Black-capped Chickadee: Kennebunk, Maine, USA — Endlessly entertaining. And this set of shots is distinguished by the out of focus highlights in the background. I could not have set this up if I had tried. Sometimes good things just happen. The chickadee has taken a dried mealworm from the Bluebird feeder, and flown to one of the perches we provide to dispatch it. And, I must say, with a great deal of enjoyment…apparently. Sony Rx10iv at 600mm from the open door onto our deck. Program mode with my custom birds and wildlife modifications. Processed in Polarr and Apple Photos and assembled in FrameMagic. ISO 800 @ f4 @ 1/1000th.
Just above eye-level in forest along the stream above Day Brook Pond on the Kennebunk Plains, where the trees are slowly turning in our frostless fall, this small shoot on the trunk of a large maple, caught by the sun behind it, appears as the flag of the fall that is still coming…the banner of autumn. Sony Rx10iv at 600mm equivalent. Program mode with my custom birds and wildlife modifications. Processed in Apple Photos. ISO 160 @ f4 @ 1/500th.
White-breasted Nuthatch: Kennebunk, Maine, USA — No bird is more faithful at our feeders, year in, year out, than the White-breasted Nuthatch, with the obvious exception of the chickadees. And they are almost as expressive as the chickadees…striking poses as they forage and visit the feeders. These shots were taken from the open door leading out to our deck. Sony Rx10iv at 600mm equivalent. Program mode with my custom birds and wildlife modifications. Processed in Apple Photos. Assembled in FrameMagic. ISO 400 @ f4 @ 1/1000th.

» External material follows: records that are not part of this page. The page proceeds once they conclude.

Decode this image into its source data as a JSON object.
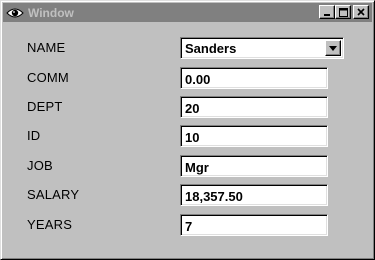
{
  "window": {
    "title": "Window",
    "title_color": "#c0c0c0",
    "titlebar_color": "#808080",
    "app_icon": "eye-icon",
    "controls": [
      "minimize-icon",
      "maximize-icon",
      "close-icon"
    ]
  },
  "form": {
    "name": {
      "label": "NAME",
      "value": "Sanders",
      "dropdown_icon": "chevron-down-icon"
    },
    "comm": {
      "label": "COMM",
      "value": "0.00"
    },
    "dept": {
      "label": "DEPT",
      "value": "20"
    },
    "id": {
      "label": "ID",
      "value": "10"
    },
    "job": {
      "label": "JOB",
      "value": "Mgr"
    },
    "salary": {
      "label": "SALARY",
      "value": "18,357.50"
    },
    "years": {
      "label": "YEARS",
      "value": "7"
    }
  }
}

Great Egret: Kennebunk, Maine, USA — I almost rode right by this Great Egret feeding in the marsh along the access road to our local beach. I was at the end of my eTrike ride, headed for home, just checking the marsh for anything spectacular. So I guess it is safe to say I did not consider the Great Egret, well out in the marsh, spectacular. 🙂 Still, my theory is that if you do not take the easy shots when they are on offer, you might not get the chance of the “special” shots when they happen. And, with a bit of post processing magic to bring the Egret in closer, I managed satisfying, if not spectacular. Sony Rx10iv at 600mm equivalent. Program mode with my custom birds and wildlife modifications. Processed in Polarr, then enlarged in Pixelmator Pro Photo and recropped for the equivalent of at least a 2000mm field of view. Finished off in Apple Photos. ISO 100 @ f4 @ 1/800th. Assembled in FrameMagic.